TASK - Check each line of the records below and collect those holding "ground".

==== RECORDS FOR THE TASK

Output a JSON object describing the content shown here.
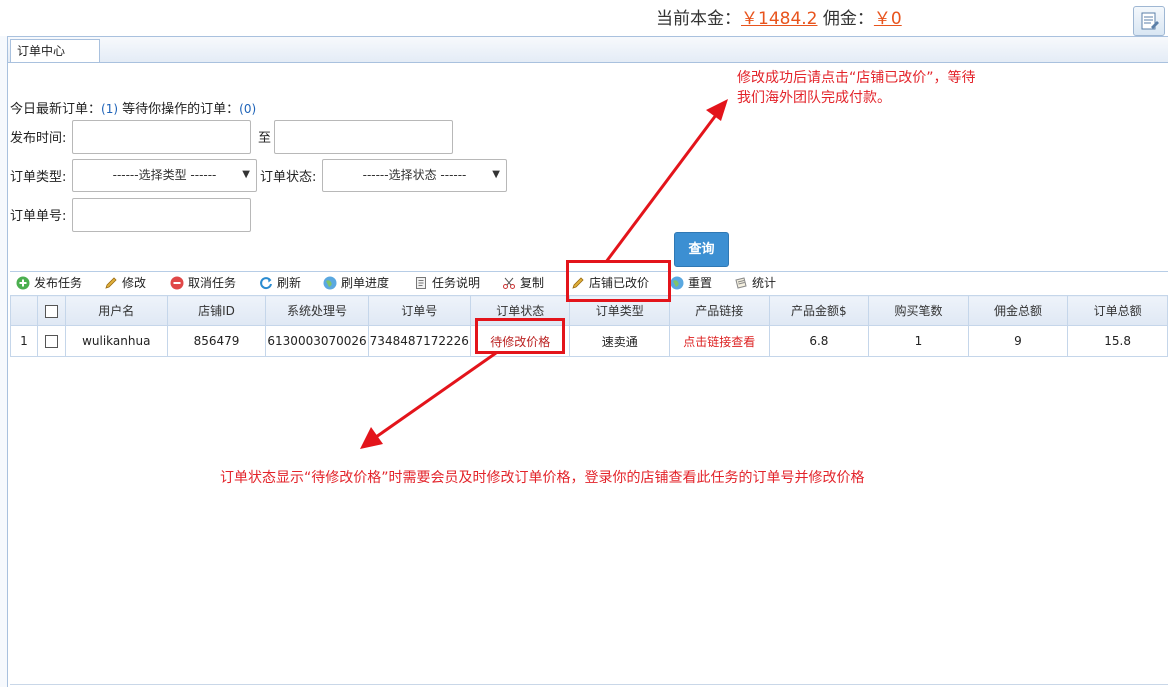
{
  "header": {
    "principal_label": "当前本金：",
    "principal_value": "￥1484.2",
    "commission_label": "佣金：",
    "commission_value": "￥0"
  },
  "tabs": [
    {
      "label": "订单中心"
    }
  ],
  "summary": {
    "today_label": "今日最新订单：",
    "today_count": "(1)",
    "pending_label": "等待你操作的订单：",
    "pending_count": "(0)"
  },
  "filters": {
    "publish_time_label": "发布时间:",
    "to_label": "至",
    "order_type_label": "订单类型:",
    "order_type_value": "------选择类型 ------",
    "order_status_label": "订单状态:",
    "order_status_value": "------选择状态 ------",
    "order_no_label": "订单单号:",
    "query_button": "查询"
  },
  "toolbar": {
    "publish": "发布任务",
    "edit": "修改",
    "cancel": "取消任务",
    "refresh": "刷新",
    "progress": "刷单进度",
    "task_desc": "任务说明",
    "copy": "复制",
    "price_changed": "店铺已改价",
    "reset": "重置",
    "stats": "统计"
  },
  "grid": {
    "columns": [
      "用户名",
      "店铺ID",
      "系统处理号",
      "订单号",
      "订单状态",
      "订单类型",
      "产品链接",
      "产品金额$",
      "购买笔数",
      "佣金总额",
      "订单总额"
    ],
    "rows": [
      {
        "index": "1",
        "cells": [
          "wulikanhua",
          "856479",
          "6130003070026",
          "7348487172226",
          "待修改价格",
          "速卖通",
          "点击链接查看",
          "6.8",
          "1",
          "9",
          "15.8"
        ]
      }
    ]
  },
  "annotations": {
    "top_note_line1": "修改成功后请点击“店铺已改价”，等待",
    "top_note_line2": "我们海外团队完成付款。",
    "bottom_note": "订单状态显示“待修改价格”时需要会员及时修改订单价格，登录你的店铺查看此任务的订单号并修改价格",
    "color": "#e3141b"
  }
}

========
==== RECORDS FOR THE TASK

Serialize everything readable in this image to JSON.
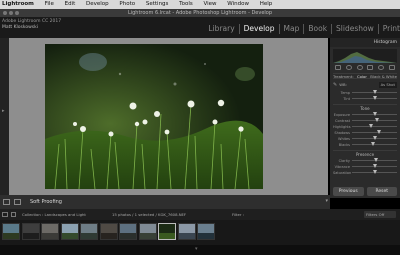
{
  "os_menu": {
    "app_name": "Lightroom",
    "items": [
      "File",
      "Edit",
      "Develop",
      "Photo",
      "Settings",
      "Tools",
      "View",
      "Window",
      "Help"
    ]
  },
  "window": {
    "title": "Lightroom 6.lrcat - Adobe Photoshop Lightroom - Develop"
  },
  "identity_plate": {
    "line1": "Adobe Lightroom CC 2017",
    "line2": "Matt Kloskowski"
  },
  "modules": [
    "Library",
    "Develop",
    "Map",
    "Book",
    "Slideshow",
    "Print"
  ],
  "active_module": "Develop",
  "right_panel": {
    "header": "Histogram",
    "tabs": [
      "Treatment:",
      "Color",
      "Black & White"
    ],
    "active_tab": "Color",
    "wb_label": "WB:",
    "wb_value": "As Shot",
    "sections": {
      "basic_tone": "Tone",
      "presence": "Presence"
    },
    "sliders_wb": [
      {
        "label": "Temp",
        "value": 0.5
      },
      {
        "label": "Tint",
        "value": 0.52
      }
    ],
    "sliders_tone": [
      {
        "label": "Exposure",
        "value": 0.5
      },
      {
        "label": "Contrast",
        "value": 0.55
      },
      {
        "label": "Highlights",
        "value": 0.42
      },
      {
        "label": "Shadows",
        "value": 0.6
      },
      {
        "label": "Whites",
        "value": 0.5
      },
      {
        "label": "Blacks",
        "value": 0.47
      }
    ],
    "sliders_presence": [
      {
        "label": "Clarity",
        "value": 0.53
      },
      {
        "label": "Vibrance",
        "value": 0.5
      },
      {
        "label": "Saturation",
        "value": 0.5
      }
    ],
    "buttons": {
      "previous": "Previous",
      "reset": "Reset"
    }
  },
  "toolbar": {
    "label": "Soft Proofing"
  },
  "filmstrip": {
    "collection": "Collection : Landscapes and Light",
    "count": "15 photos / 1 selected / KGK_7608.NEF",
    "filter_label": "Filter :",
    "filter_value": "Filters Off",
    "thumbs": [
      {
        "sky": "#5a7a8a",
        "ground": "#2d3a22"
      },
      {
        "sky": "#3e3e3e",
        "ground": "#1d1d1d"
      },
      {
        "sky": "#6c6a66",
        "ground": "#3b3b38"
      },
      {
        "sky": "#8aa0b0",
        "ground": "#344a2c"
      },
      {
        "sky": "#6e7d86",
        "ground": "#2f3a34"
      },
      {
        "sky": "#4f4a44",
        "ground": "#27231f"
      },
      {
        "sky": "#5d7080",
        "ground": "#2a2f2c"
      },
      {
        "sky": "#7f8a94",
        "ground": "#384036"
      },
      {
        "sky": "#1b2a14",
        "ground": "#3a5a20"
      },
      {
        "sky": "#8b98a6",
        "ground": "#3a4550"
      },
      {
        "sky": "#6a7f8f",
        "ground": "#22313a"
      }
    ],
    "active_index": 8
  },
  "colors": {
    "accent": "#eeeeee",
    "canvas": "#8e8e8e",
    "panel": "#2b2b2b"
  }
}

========

EXERCISE RESPONSE -
        "ground": "#2d3a22"
        "ground": "#1d1d1d"
        "ground": "#3b3b38"
        "ground": "#344a2c"
        "ground": "#2f3a34"
        "ground": "#27231f"
        "ground": "#2a2f2c"
        "ground": "#384036"
        "ground": "#3a5a20"
        "ground": "#3a4550"
        "ground": "#22313a"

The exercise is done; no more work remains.